LAWRENCEVILLE -- As is typical, the rape trial of Raymond Contreras boiled down to the issue of consent -- and an abundance of he said, she said.
A jury on Friday believed her.
Contreras was convicted of rape and kidnapping with bodily injury in the Aug. 15, 1999, attack. Contreras was arrested nearly nine years later, when a DNA sample taken from the victim matched one he'd submitted while serving prison time for burglary.
The victim, now a 27-year-old Californian and mother of two, was walking home from a Norcross pool hall near Jimmy Carter Boulevard when Contreras and another man forced her into a truck and drove to a closed business park. They took turns raping her and dumped her after midnight at a closed gas station near her home.
Contreras, the driver, identified his alleged accomplice only as "Miguel." Police have not arrested or identified him.
The victim tearfully recounted the attack in detail earlier this week, claiming she'd never met her assailants.
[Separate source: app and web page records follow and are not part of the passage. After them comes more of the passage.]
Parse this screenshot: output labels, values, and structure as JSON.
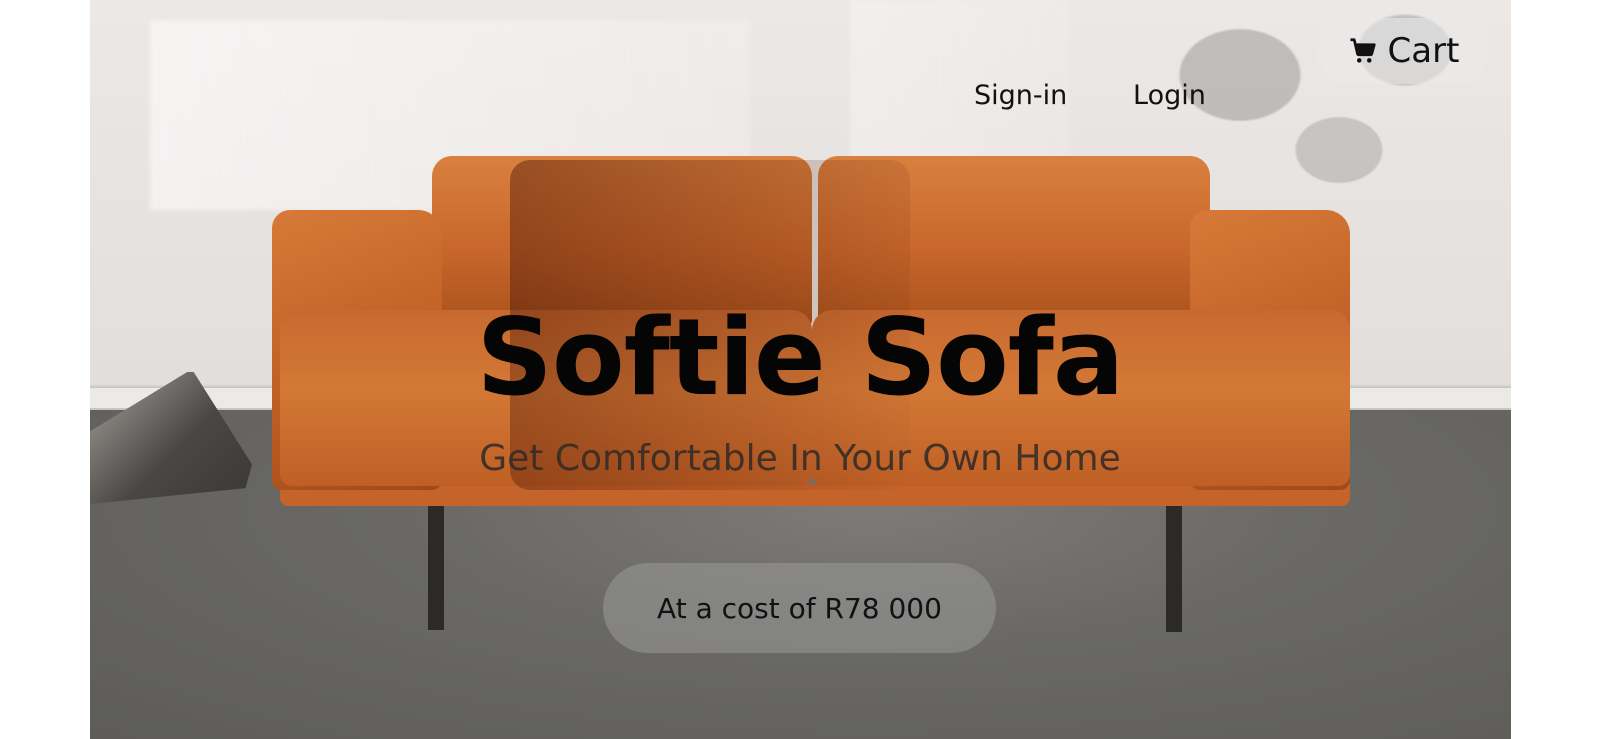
{
  "nav": {
    "signin_label": "Sign-in",
    "login_label": "Login",
    "cart_label": "Cart",
    "cart_icon": "cart-icon"
  },
  "hero": {
    "title": "Softie Sofa",
    "subtitle": "Get Comfortable In Your Own Home",
    "price_text": "At a cost of R78 000"
  },
  "colors": {
    "sofa": "#c8672b",
    "title": "#050505",
    "wall": "#e6e2df",
    "floor": "#6a6965"
  }
}
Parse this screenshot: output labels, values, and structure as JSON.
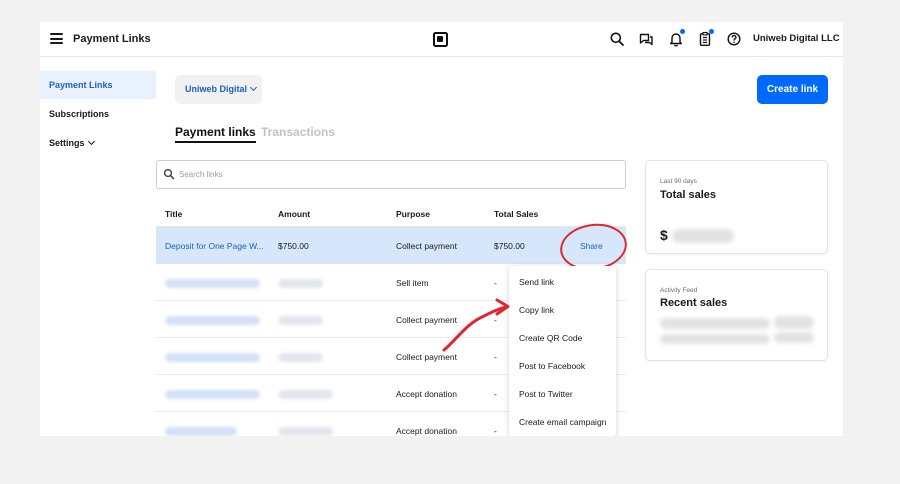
{
  "header": {
    "title": "Payment Links",
    "org": "Uniweb Digital LLC",
    "icons": [
      "search-icon",
      "messages-icon",
      "bell-icon",
      "clipboard-icon",
      "help-icon"
    ],
    "accent": "#006aff"
  },
  "sidebar": {
    "items": [
      {
        "label": "Payment Links",
        "active": true
      },
      {
        "label": "Subscriptions"
      },
      {
        "label": "Settings"
      }
    ]
  },
  "main": {
    "filter_label": "Uniweb Digital",
    "create_button": "Create link",
    "tabs": [
      {
        "label": "Payment links",
        "active": true
      },
      {
        "label": "Transactions"
      }
    ],
    "search_placeholder": "Search links",
    "columns": [
      "Title",
      "Amount",
      "Purpose",
      "Total Sales"
    ],
    "rows": [
      {
        "title": "Deposit for One Page W...",
        "amount": "$750.00",
        "purpose": "Collect payment",
        "total": "$750.00",
        "action": "Share"
      },
      {
        "title": "",
        "amount": "",
        "purpose": "Sell item",
        "total": "-"
      },
      {
        "title": "",
        "amount": "",
        "purpose": "Collect payment",
        "total": "-"
      },
      {
        "title": "",
        "amount": "",
        "purpose": "Collect payment",
        "total": "-"
      },
      {
        "title": "",
        "amount": "",
        "purpose": "Accept donation",
        "total": "-"
      },
      {
        "title": "",
        "amount": "",
        "purpose": "Accept donation",
        "total": "-"
      }
    ]
  },
  "share_menu": {
    "items": [
      "Send link",
      "Copy link",
      "Create QR Code",
      "Post to Facebook",
      "Post to Twitter",
      "Create email campaign"
    ]
  },
  "cards": {
    "sales": {
      "period": "Last 90 days",
      "title": "Total sales",
      "currency": "$"
    },
    "feed": {
      "label": "Activity Feed",
      "title": "Recent sales"
    }
  },
  "annotation_color": "#e0262f"
}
Contreras and his attorney argued that he'd picked her up that night alone and drove her to the pool hall, where they courted and later had consensual sex in his truck. He testified she became emotional when he had to go home to his family without her, so he dropped her off at the gas station, said his attorney, Theresa Hood.
The crux of the defense's argument involved the lack of visible injuries on the girl, who in her own words was violently abducted and choked.
But a small laceration found during a rape examination was indicative of forced sex -- a detail that conflicted with Contreras' testimony, said Assistant District Attorney Teresa Klein.
Contreras, a 44-year-old father of six, had served prison time on cocaine and burglary charges but had no history of sexual assaults, said Hood.
The victim testified that she's moved on with her life, now studying criminal justice at a California technical college with hopes of becoming a victim advocate.
Sentencing for Contreras will be at a later date, said Klein.